« Reply #30 on: February 17, 2020, 05:32:27 AM »
I quote from Robert M. Grant's A Historical Introduction to the New Testament:

There are a few important passages in the New Testament in which it can be proved conclusively that textual alteration has taken place.

Looking at these "conclusive proofs", all they conclusively prove is that Biblical critics who believe them have no concept of what a proof is and what a sound argument entails.

(1) The ending of the Gospel of Mark (16:9-20) is no part of what its author originally wrote: (a) Justin alluded to it and Irenaeus quoted from it; it is included in some important uncial manuscripts, mostly ‘Western’. (b) On the other hand, it is absent from the writings of Clement, Origen and Eusebius, and is omitted in Codex Vaticanus and Codex Sinaiticus, as well as in the older Latin and Syriac versions; the Freer manuscript contains a different ending entirely. (c) Therefore, though it was undoubtedly added at an early date, it is not authentic.

(2) The story about a woman ‘taken in adultery’ and forgiven by Jesus does not belong to the Gospel of John. (a) It occurs in the Byzantine text of the gospel, usually as John 7:53-8:1 but sometimes after John 7:36 or 21:24 (in a small group of manuscripts it is found after Luke 21:38). (b) No manuscript before the end of the fourth century contains it; no Church Father, in the same period, refers to it. (c) Therefore it is not authentic.
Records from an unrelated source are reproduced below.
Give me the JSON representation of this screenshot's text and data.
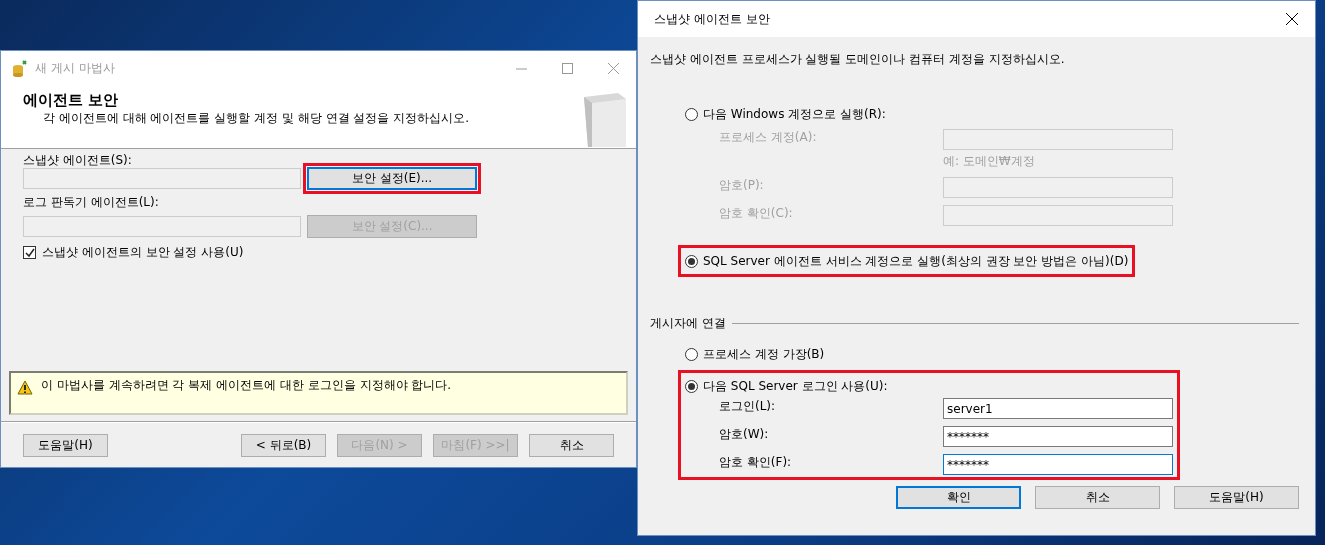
{
  "wizard": {
    "title": "새 게시 마법사",
    "header": {
      "title": "에이전트 보안",
      "subtitle": "각 에이전트에 대해 에이전트를 실행할 계정 및 해당 연결 설정을 지정하십시오."
    },
    "agents": [
      {
        "label": "스냅샷 에이전트(S):",
        "button": {
          "label": "보안 설정(E)...",
          "disabled": false,
          "highlighted": true
        }
      },
      {
        "label": "로그 판독기 에이전트(L):",
        "button": {
          "label": "보안 설정(C)...",
          "disabled": true,
          "highlighted": false
        }
      }
    ],
    "use_snapshot_settings": {
      "label": "스냅샷 에이전트의 보안 설정 사용(U)",
      "checked": true
    },
    "warning": "이 마법사를 계속하려면 각 복제 에이전트에 대한 로그인을 지정해야 합니다.",
    "buttons": [
      {
        "label": "도움말(H)",
        "disabled": false
      },
      {
        "label": "< 뒤로(B)",
        "disabled": false
      },
      {
        "label": "다음(N) >",
        "disabled": true
      },
      {
        "label": "마침(F) >>|",
        "disabled": true
      },
      {
        "label": "취소",
        "disabled": false
      }
    ]
  },
  "dialog": {
    "title": "스냅샷 에이전트 보안",
    "instruction": "스냅샷 에이전트 프로세스가 실행될 도메인이나 컴퓨터 계정을 지정하십시오.",
    "run_as": [
      {
        "label": "다음 Windows 계정으로 실행(R):",
        "selected": false,
        "highlighted": false,
        "fields": [
          {
            "label": "프로세스 계정(A):",
            "hint": "예: 도메인₩계정"
          },
          {
            "label": "암호(P):"
          },
          {
            "label": "암호 확인(C):"
          }
        ]
      },
      {
        "label": "SQL Server 에이전트 서비스 계정으로 실행(최상의 권장 보안 방법은 아님)(D)",
        "selected": true,
        "highlighted": true
      }
    ],
    "connect": {
      "title": "게시자에 연결",
      "options": [
        {
          "label": "프로세스 계정 가장(B)",
          "selected": false,
          "highlighted": false
        },
        {
          "label": "다음 SQL Server 로그인 사용(U):",
          "selected": true,
          "highlighted": true,
          "fields": [
            {
              "label": "로그인(L):",
              "value": "server1"
            },
            {
              "label": "암호(W):",
              "value": "*******"
            },
            {
              "label": "암호 확인(F):",
              "value": "*******",
              "focused": true
            }
          ]
        }
      ]
    },
    "buttons": [
      {
        "label": "확인",
        "default": true
      },
      {
        "label": "취소",
        "default": false
      },
      {
        "label": "도움말(H)",
        "default": false
      }
    ]
  }
}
These "arguments" may be subjectively convincing, and the conclusions may even be true, but they are not proofs. And the hidden premises they would need to invoke for validity are false.

« Last Edit: February 17, 2020, 07:08:47 AM by Kreuzritter »